Tragically, we ­appear to have seen another ­example of this in the recent case of 14-year-old ­Hannah Smith, apparently driven to take her own life after suffering online bullying and harassment.

Parents and carers often wonder what they can do to protect their children from this phenomenon and can feel overwhelmed and confused by it – particularly as cyber-bullying, because of its very nature, is difficult to escape.

It can spread rapidly and uncontrollably, especially through channels such as Facebook and Twitter.

More disturbingly, it can happen in the home, a place where children and young people should feel safe.The internet, smartphones and social media sites are a fixed part of most young people’s lives these days and certainly provide fantastic opportunities for social development and fun.

However, they also create another way for children to be exposed to threats. We should never forget that although it is a virtual place, the online world can and often does, have real-life consequences.

At ParentLine Scotland, our national helpline for anyone caring for or concerned about a child, we take calls from many people looking for advice and support who are worried about children experiencing problems such as cyber-bullying. The often anonymous nature of this type of bullying makes it even more difficult to deal with for victims and parents.

However, it is crucial we remember it is people who keep children safe, not technology, so the best thing any parent can do is discuss the issue openly with their child.

A recent Children 1st survey found 48 per cent of parents felt their children were not safe using social networking sites. It is therefore hugely important parents and carers educate themselves about mobile and online technology to become fully aware of the potential hazards – and able to help their children avoid them.

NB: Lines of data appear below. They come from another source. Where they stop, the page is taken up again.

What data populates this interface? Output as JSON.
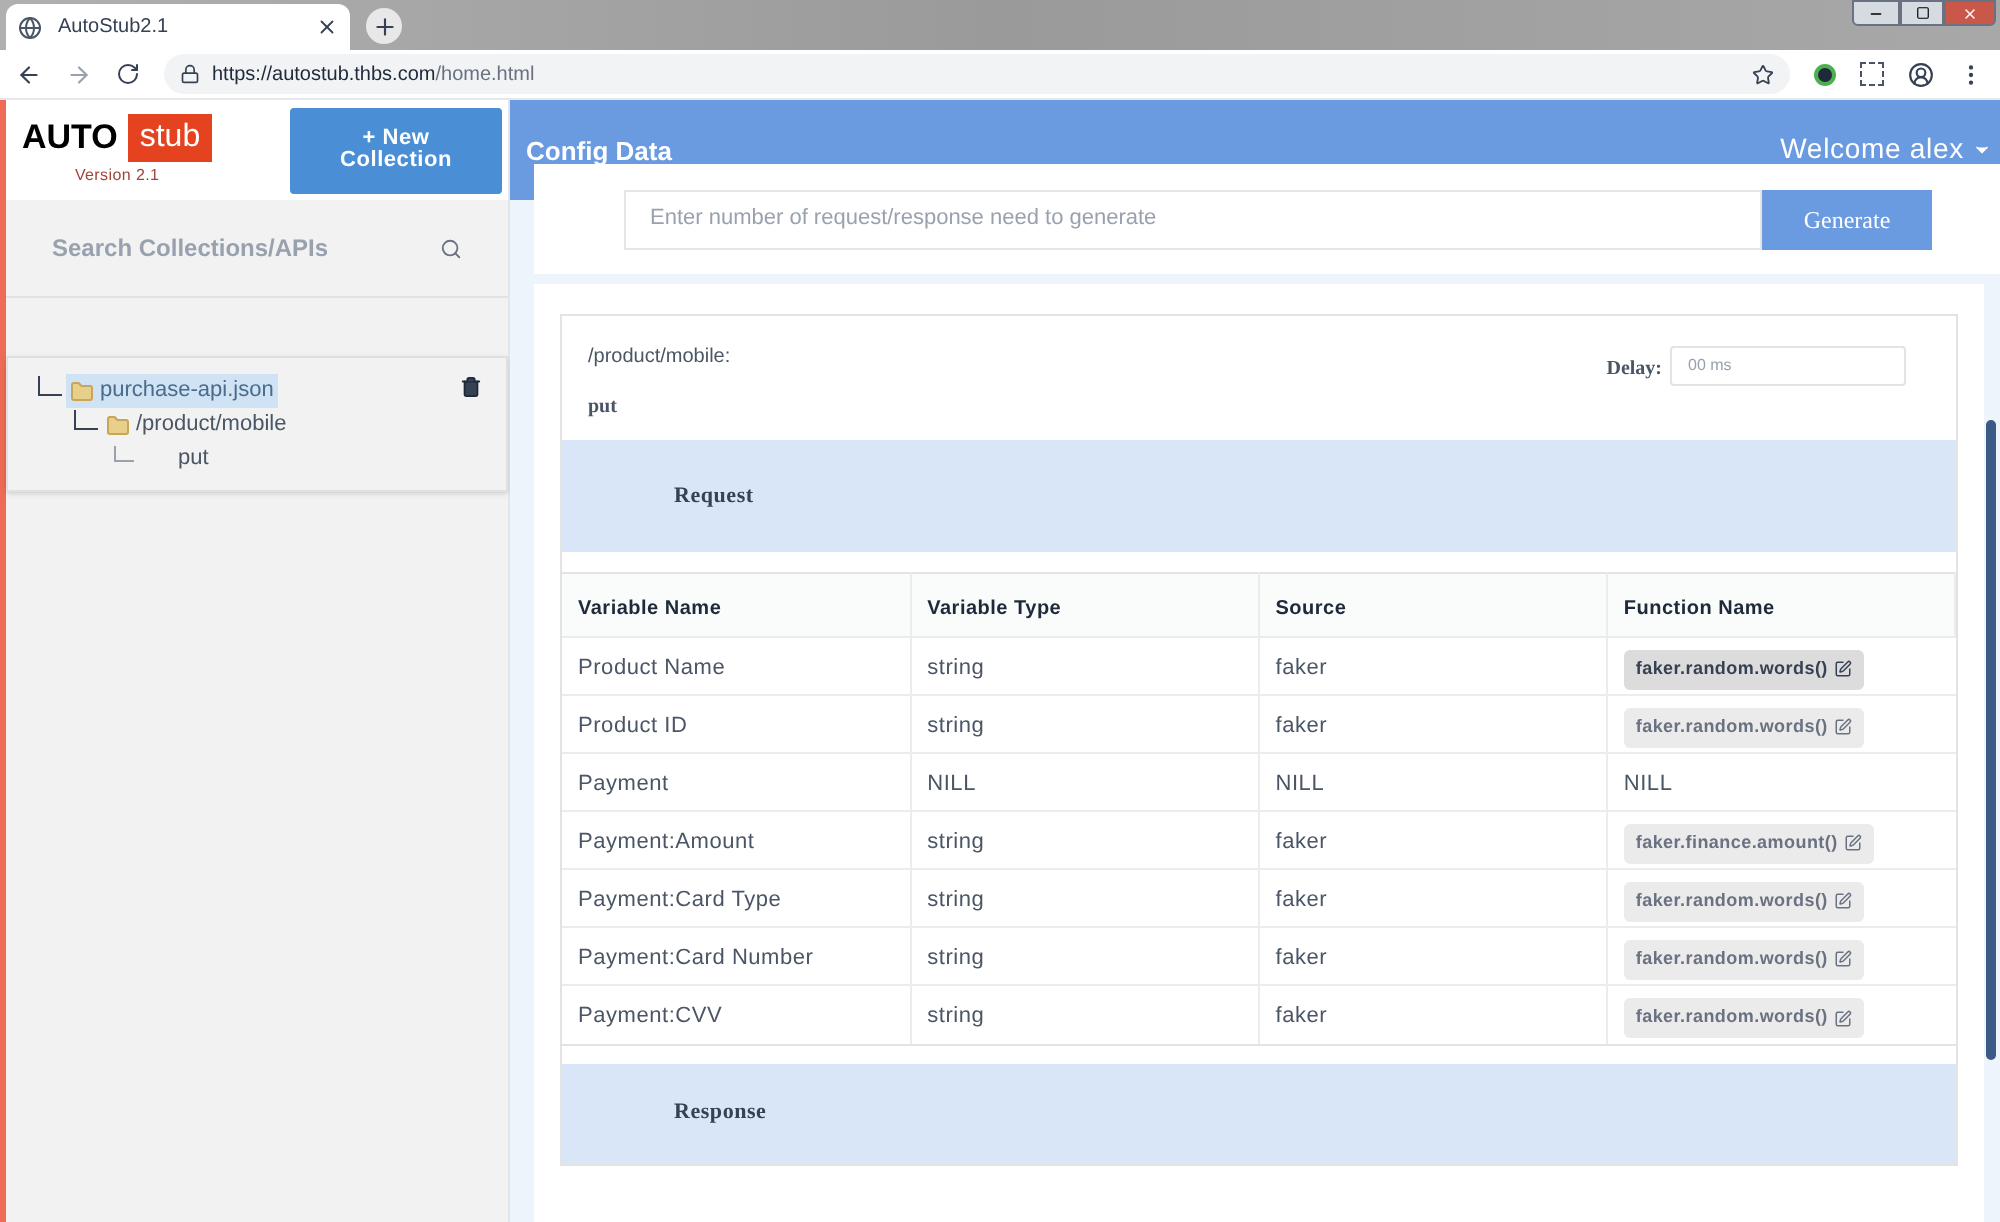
{
  "browser": {
    "tab_title": "AutoStub2.1",
    "url_host": "https://autostub.thbs.com",
    "url_path": "/home.html"
  },
  "sidebar": {
    "logo_left": "AUTO",
    "logo_right": "stub",
    "version": "Version 2.1",
    "new_button": "+ New Collection",
    "search_placeholder": "Search Collections/APIs",
    "tree": [
      {
        "label": "purchase-api.json",
        "selected": true,
        "children": [
          {
            "label": "/product/mobile",
            "selected": false,
            "children": [
              {
                "label": "put",
                "selected": false
              }
            ]
          }
        ]
      }
    ]
  },
  "header": {
    "title": "Config Data",
    "user": "Welcome alex"
  },
  "generate": {
    "placeholder": "Enter number of request/response need to generate",
    "button": "Generate"
  },
  "config": {
    "path": "/product/mobile:",
    "method": "put",
    "delay_label": "Delay:",
    "delay_placeholder": "00 ms",
    "request_title": "Request",
    "response_title": "Response",
    "columns": [
      "Variable Name",
      "Variable Type",
      "Source",
      "Function Name"
    ],
    "rows": [
      {
        "name": "Product Name",
        "type": "string",
        "source": "faker",
        "function": {
          "kind": "chip",
          "text": "faker.random.words()",
          "hovered": true
        }
      },
      {
        "name": "Product ID",
        "type": "string",
        "source": "faker",
        "function": {
          "kind": "chip",
          "text": "faker.random.words()",
          "hovered": false
        }
      },
      {
        "name": "Payment",
        "type": "NILL",
        "source": "NILL",
        "function": {
          "kind": "text",
          "text": "NILL"
        }
      },
      {
        "name": "Payment:Amount",
        "type": "string",
        "source": "faker",
        "function": {
          "kind": "chip",
          "text": "faker.finance.amount()",
          "hovered": false
        }
      },
      {
        "name": "Payment:Card Type",
        "type": "string",
        "source": "faker",
        "function": {
          "kind": "chip",
          "text": "faker.random.words()",
          "hovered": false
        }
      },
      {
        "name": "Payment:Card Number",
        "type": "string",
        "source": "faker",
        "function": {
          "kind": "chip",
          "text": "faker.random.words()",
          "hovered": false
        }
      },
      {
        "name": "Payment:CVV",
        "type": "string",
        "source": "faker",
        "function": {
          "kind": "chip",
          "text": "faker.random.words()",
          "hovered": false
        }
      }
    ]
  }
}
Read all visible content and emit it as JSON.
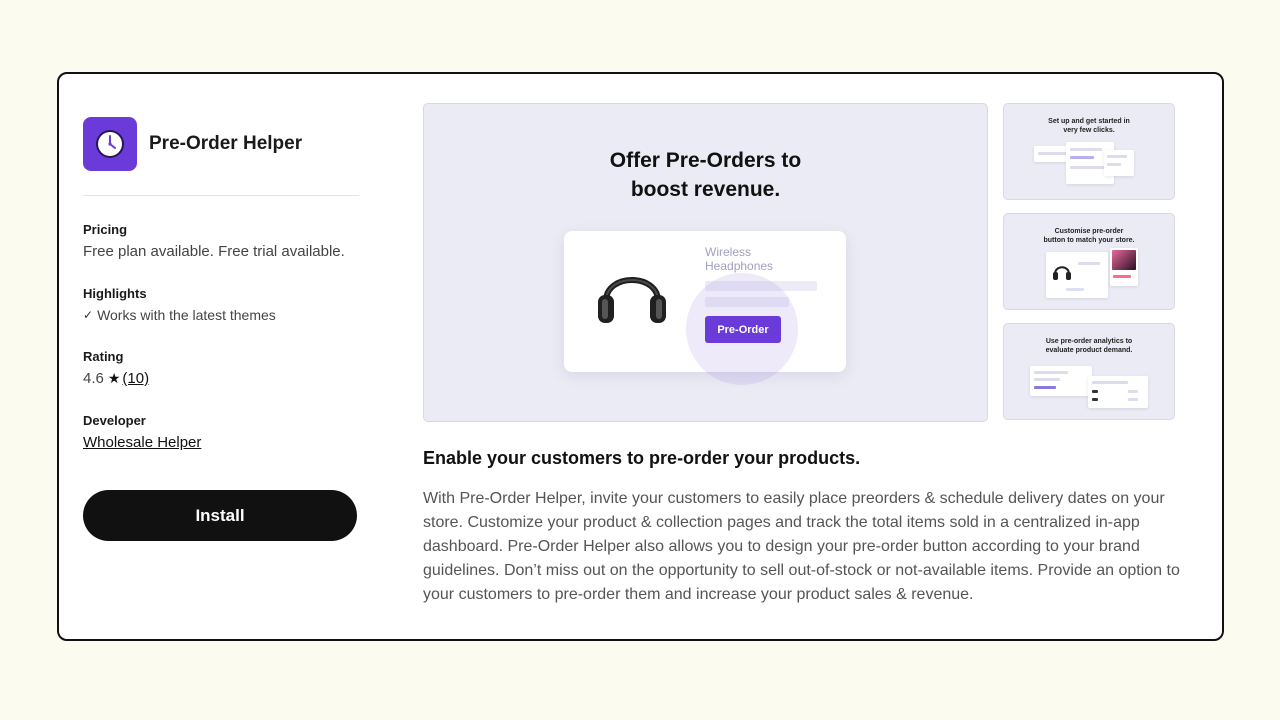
{
  "app": {
    "name": "Pre-Order Helper",
    "icon": "clock-icon",
    "brand_color": "#6a3bd8"
  },
  "details": {
    "pricing_label": "Pricing",
    "pricing_value": "Free plan available. Free trial available.",
    "highlights_label": "Highlights",
    "highlight_item": "Works with the latest themes",
    "rating_label": "Rating",
    "rating_value": "4.6",
    "rating_count": "(10)",
    "developer_label": "Developer",
    "developer_name": "Wholesale Helper"
  },
  "install_label": "Install",
  "gallery": {
    "main": {
      "headline_line1": "Offer Pre-Orders to",
      "headline_line2": "boost revenue.",
      "product_name_line1": "Wireless",
      "product_name_line2": "Headphones",
      "button_label": "Pre-Order"
    },
    "thumbs": [
      {
        "line1": "Set up and get started in",
        "line2": "very few clicks."
      },
      {
        "line1": "Customise pre-order",
        "line2": "button to match your store."
      },
      {
        "line1": "Use pre-order analytics to",
        "line2": "evaluate product demand."
      }
    ]
  },
  "description": {
    "heading": "Enable your customers to pre-order your products.",
    "body": "With Pre-Order Helper, invite your customers to easily place preorders & schedule delivery dates on your store. Customize your product & collection pages and track the total items sold in a centralized in-app dashboard. Pre-Order Helper also allows you to design your pre-order button according to your brand guidelines. Don’t miss out on the opportunity to sell out-of-stock or not-available items. Provide an option to your customers to pre-order them and increase your product sales & revenue."
  }
}
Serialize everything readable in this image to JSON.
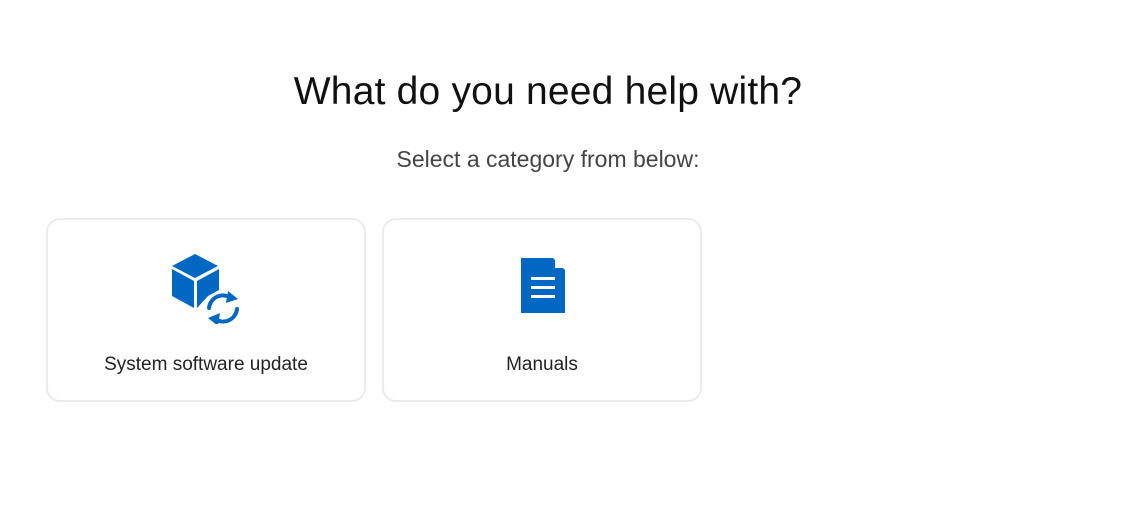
{
  "header": {
    "title": "What do you need help with?",
    "subtitle": "Select a category from below:"
  },
  "categories": [
    {
      "label": "System software update",
      "icon": "box-refresh-icon"
    },
    {
      "label": "Manuals",
      "icon": "document-icon"
    }
  ],
  "colors": {
    "accent": "#0068c3",
    "card_border": "#ebebeb",
    "title_text": "#111111",
    "subtitle_text": "#444444"
  }
}
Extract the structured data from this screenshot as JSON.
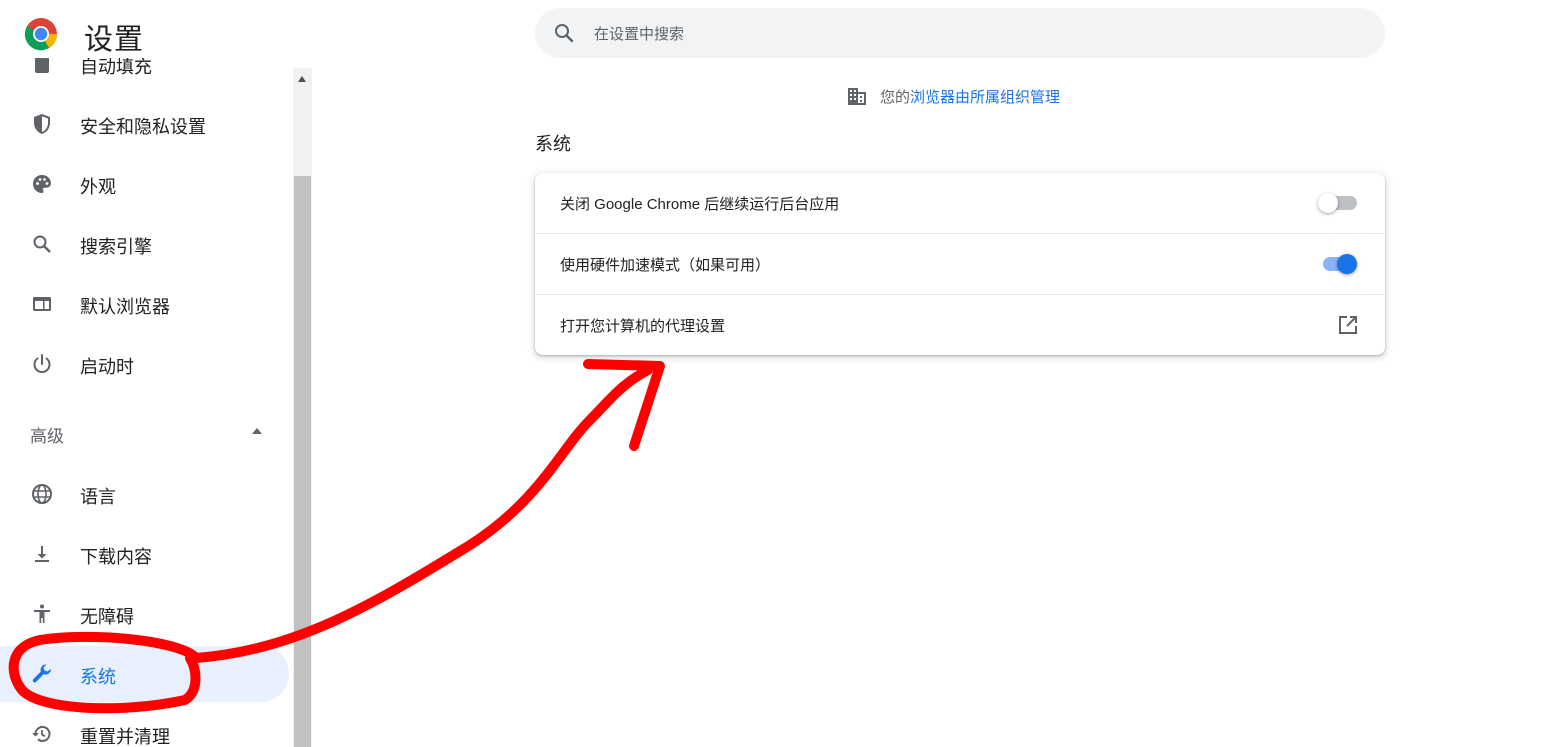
{
  "header": {
    "title": "设置",
    "search_placeholder": "在设置中搜索",
    "logo_icon": "chrome-logo-icon",
    "search_icon": "search-icon"
  },
  "sidebar": {
    "items": [
      {
        "label": "自动填充",
        "icon": "clipboard-icon"
      },
      {
        "label": "安全和隐私设置",
        "icon": "shield-icon"
      },
      {
        "label": "外观",
        "icon": "palette-icon"
      },
      {
        "label": "搜索引擎",
        "icon": "search-icon"
      },
      {
        "label": "默认浏览器",
        "icon": "browser-window-icon"
      },
      {
        "label": "启动时",
        "icon": "power-icon"
      }
    ],
    "advanced_label": "高级",
    "advanced_items": [
      {
        "label": "语言",
        "icon": "globe-icon"
      },
      {
        "label": "下载内容",
        "icon": "download-icon"
      },
      {
        "label": "无障碍",
        "icon": "accessibility-icon"
      },
      {
        "label": "系统",
        "icon": "wrench-icon",
        "active": true
      },
      {
        "label": "重置并清理",
        "icon": "restore-icon"
      }
    ]
  },
  "main": {
    "managed_prefix": "您的",
    "managed_link": "浏览器由所属组织管理",
    "section_title": "系统",
    "rows": [
      {
        "label": "关闭 Google Chrome 后继续运行后台应用",
        "control": "toggle",
        "state": "off"
      },
      {
        "label": "使用硬件加速模式（如果可用）",
        "control": "toggle",
        "state": "on"
      },
      {
        "label": "打开您计算机的代理设置",
        "control": "external-link",
        "icon": "open-in-new-icon"
      }
    ]
  },
  "colors": {
    "accent": "#1a73e8",
    "active_bg": "#e8f0fe",
    "annotation": "#ff0000"
  }
}
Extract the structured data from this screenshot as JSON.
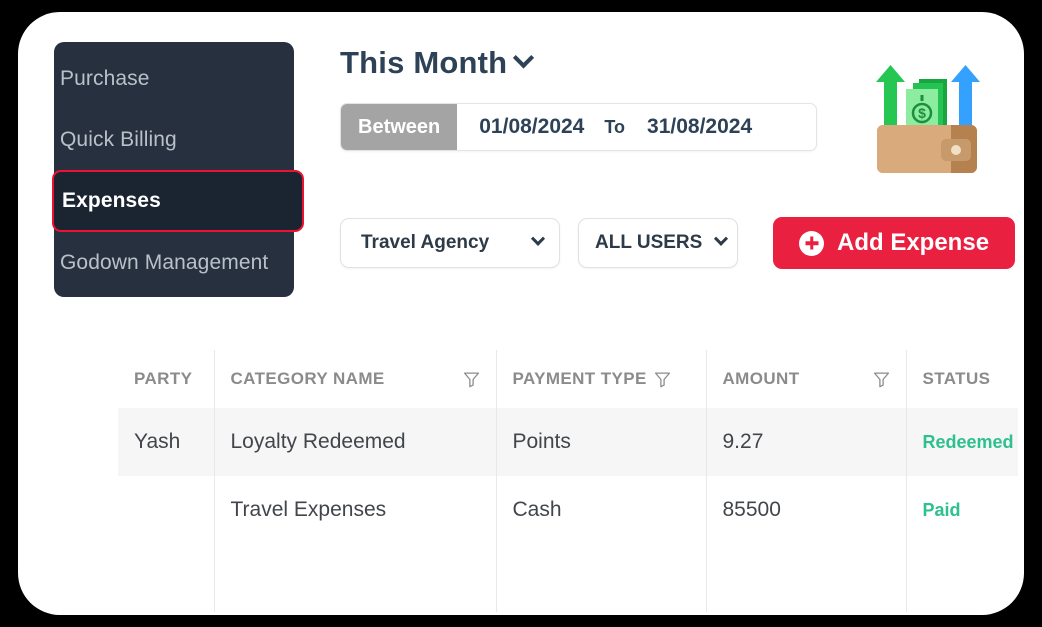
{
  "sidebar": {
    "items": [
      {
        "label": "Purchase",
        "active": false
      },
      {
        "label": "Quick Billing",
        "active": false
      },
      {
        "label": "Expenses",
        "active": true
      },
      {
        "label": "Godown Management",
        "active": false
      }
    ]
  },
  "header": {
    "period_label": "This Month",
    "period_chevron_icon": "chevron-down-icon",
    "date_range": {
      "mode_label": "Between",
      "from": "01/08/2024",
      "to_label": "To",
      "to": "31/08/2024"
    }
  },
  "filters": {
    "agency_select": {
      "value": "Travel Agency",
      "chevron_icon": "chevron-down-icon"
    },
    "users_select": {
      "value": "ALL USERS",
      "chevron_icon": "chevron-down-icon"
    },
    "add_expense_button": {
      "label": "Add Expense",
      "icon": "plus-circle-icon"
    }
  },
  "illustration": {
    "name": "wallet-with-money-icon"
  },
  "table": {
    "columns": [
      {
        "label": "PARTY",
        "filter": false
      },
      {
        "label": "CATEGORY NAME",
        "filter": true
      },
      {
        "label": "PAYMENT TYPE",
        "filter": true
      },
      {
        "label": "AMOUNT",
        "filter": true
      },
      {
        "label": "STATUS",
        "filter": false
      }
    ],
    "rows": [
      {
        "party": "Yash",
        "category": "Loyalty Redeemed",
        "payment_type": "Points",
        "amount": "9.27",
        "status": "Redeemed"
      },
      {
        "party": "",
        "category": "Travel Expenses",
        "payment_type": "Cash",
        "amount": "85500",
        "status": "Paid"
      }
    ]
  },
  "colors": {
    "accent_red": "#ea2040",
    "sidebar_bg": "#26303f",
    "highlight_border": "#ee1133",
    "status_green": "#2ec08e",
    "heading_navy": "#2d4257",
    "between_tag_gray": "#a4a4a4"
  }
}
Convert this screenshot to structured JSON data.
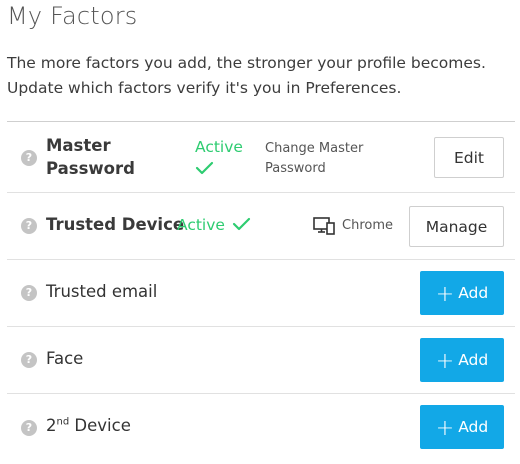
{
  "page": {
    "title": "My Factors",
    "intro": "The more factors you add, the stronger your profile becomes. Update which factors verify it's you in Preferences."
  },
  "factors": [
    {
      "name_line1": "Master",
      "name_line2": "Password",
      "status": "Active",
      "detail_line1": "Change Master",
      "detail_line2": "Password",
      "button": "Edit"
    },
    {
      "name": "Trusted Device",
      "status": "Active",
      "device": "Chrome",
      "device_icon": "desktop-mobile-icon",
      "button": "Manage"
    },
    {
      "name": "Trusted email",
      "button": "Add"
    },
    {
      "name": "Face",
      "button": "Add"
    },
    {
      "name_prefix": "2",
      "name_sup": "nd",
      "name_suffix": " Device",
      "button": "Add"
    }
  ],
  "help_icon_glyph": "?",
  "colors": {
    "active": "#2ecc71",
    "primary_button": "#12a8e7",
    "help_icon": "#c4c4c4"
  }
}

Parents should talk to their children about staying safe online and using technology responsibly. Encourage them to speak up if they feel upset or threatened by anything they see or anyone they are communicating with online. Advise them to be more careful by restricting the amount of personal information they post, or by making their profile private and blocking messages from certain people. Talking to children about their online activities can help them feel they have someone to turn to if they are worried and to know what to do if there is a problem.

Parents or carers should also take a record of any threatening behaviour and alert their child’s school or the police. Equally, for parents whose children may be carrying out the bullying, it’s also important to discuss the issue and get their child to understand how their actions can harm others.

Today’s young people live in a world where technology is a core part of their lives; it is important that both children and parents are knowledgeable about this and also the ­implications of virtual activities.

While it is encouraging that young people are embracing new technologies, it is equally crucial that they – and their parents and carers – educate themselves and understand the risks.

This is the best way to make sure they enjoy online activities safely.

• Alison Todd is director of child and family services at Children 1st. Anyone concerned about a child can call ParentLine Scotland on 08000 28 22 33 for support and advice, or e-mail